Joshua Trees, Ice Age Sloths, Extinction, and Climate Change Today

With the end of the Ice Age, the giant Shasta ground sloth became extinct in our American Southwest deserts. This extinction happened as a result of the warming of the continent and invasion of humans into the land 13,000 years ago.  Today, the sloth is long gone, but the consequences of its extinction are still being seen to this day.  The Shasta ground sloth was intimately intertwined with every organism they ate, use, or associate with.  Of course, all organisms that inhabit this earth are intertwined in the same way with all the organisms they eat, use, and associate with both directly and indirectly.  This can be extended to show that all organisms are in one way or another connected.  If one organism is removed from an ecosystem, such as the ground sloth, every other part is affected and must adjust their life accordingly.

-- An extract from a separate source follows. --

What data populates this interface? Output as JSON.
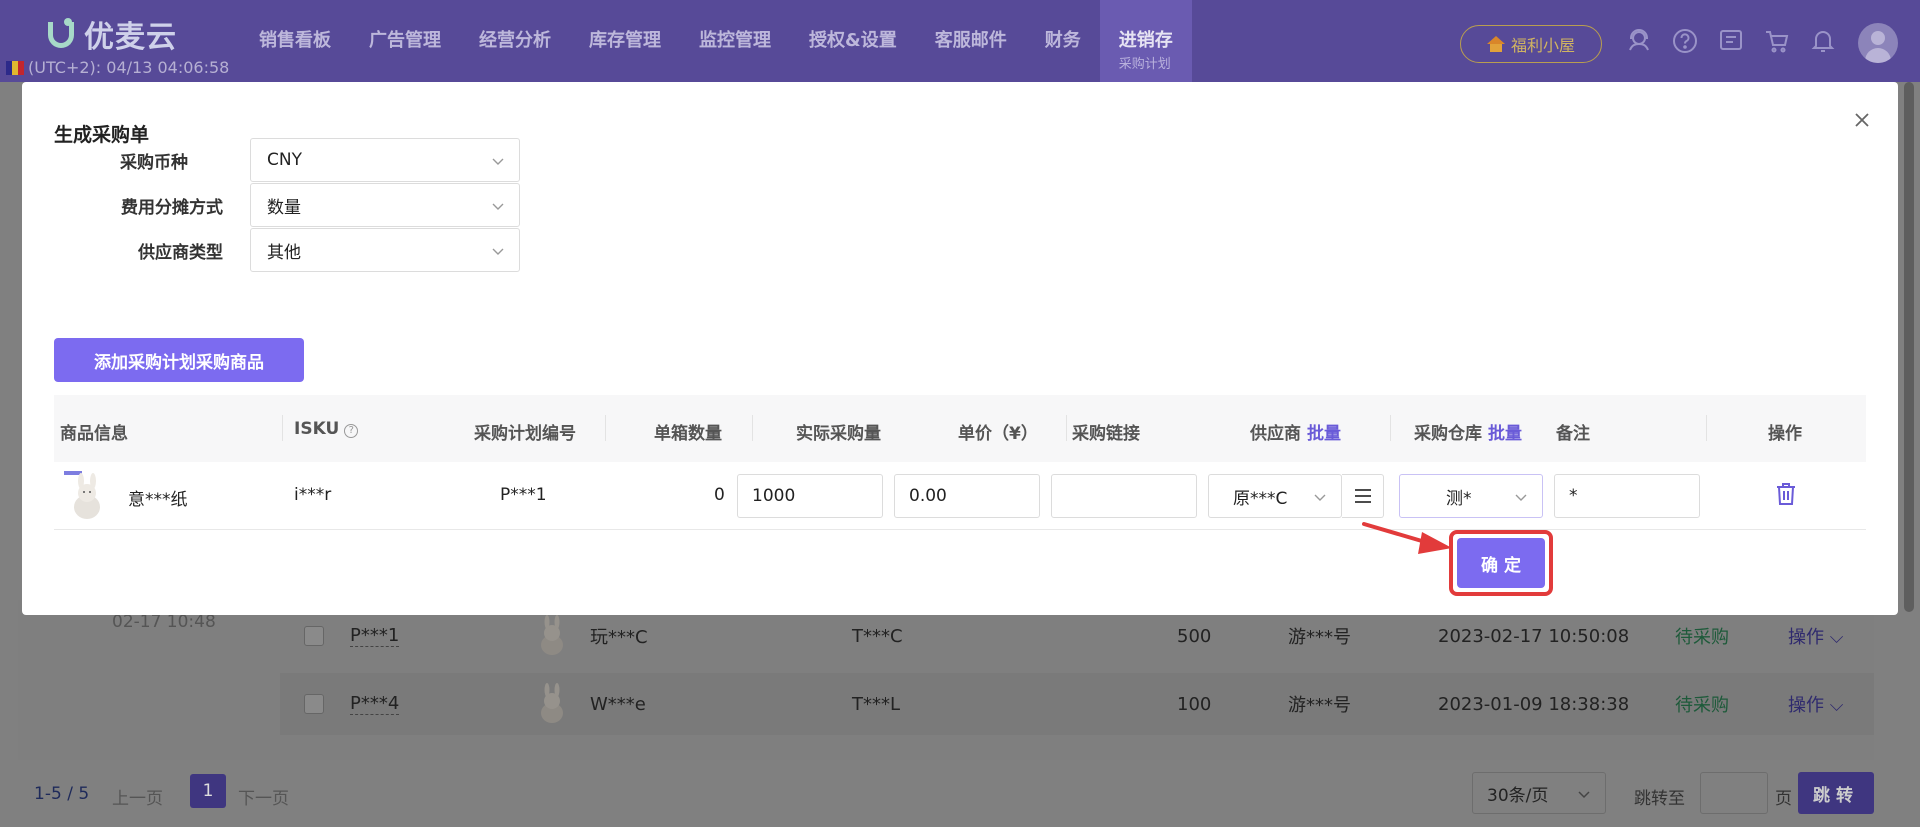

Unfortunately, not every organism is able to adjust to every change in an environment.  Such was the case of the Shasta ground sloth.  As the climate warmed, plants that inhabited the Southwestern deserts changed, changing the sloths food sources.  As food sources changed, the sloth could not adjust and as a result became extinct.  As a result, the plants and animals affected both directly and indirectly by the sloth had to adjust to "life after the sloth".  For example, the Joshua Tree was a major part of the sloths diet.  At first it may seem that extinction of something that is eating you might be a good thing.  At first, I could guess, the Joshua tree might have benefited greatly by the absence of a giant animal consuming it.  Long term however, the Joshua tree suffered greatly and continues to suffer to this day.  As the sloth ate the Joshua tree, of course this injured the plant.  However, as the sloth ate, it also consumed the Joshua tree seed which would pass all the way through the sloths digestive tract without being damaged.  Once passing though the sloths digestive tract the seed would find itself in a moist pile of fertilizer, which is an extremely ideal location to find yourself if you are a desert seed in desperate need of moisture and nutrients.  

With this association of the sloth and Joshua tree, the sloth benefited with food by eating the tree.  The
Joshua tree made a trade-off though, being damaged by the sloth as it was eaten, but benefiting from the sloth into the next generation.  The sloth aided the success of the Joshua Tree by likely aiding germination and by carrying the seeds to new locations up to ten miles away.  After the extinction, and up to the present day, only desert squirrels and packrats move Joshua tree seeds today, and only at a pace of about six feed per year.  As a result, the Joshua tree cannot adjust its range anywhere near as quickly as it could before and its range has been shrinking for over 10,000 years now.  How do we know all this?  Scientists in the Southwest have examined caves where sloth dung which tells us what the sloth ate.  Ancient packrat middens also have been examined which tell us where the Joshua tree was and when over the last 10,000 plus years.

With the ability to only change their range six feet per year, the Joshua trees range will continue to shrink in coming decades.  Currently, the climate is warming far to fast for the Joshua tree to keep pace.  This does not mean however the Joshua tree will go extinct.  It will be able to survive in cooler high elevation locations.  As the range of the Joshua tree is reduced however, organisms dependent on it will have to adjust.  For example, many species of rodents are dependent on moisture from the tree during times of drought.  These organisms access water from the tree simply by chewing through the bark to access water.  With the trees gone however, there will be far less water available to support rodents.  And so we see the continued consequence of the extinction of the sloth.

No comments:

Post a Comment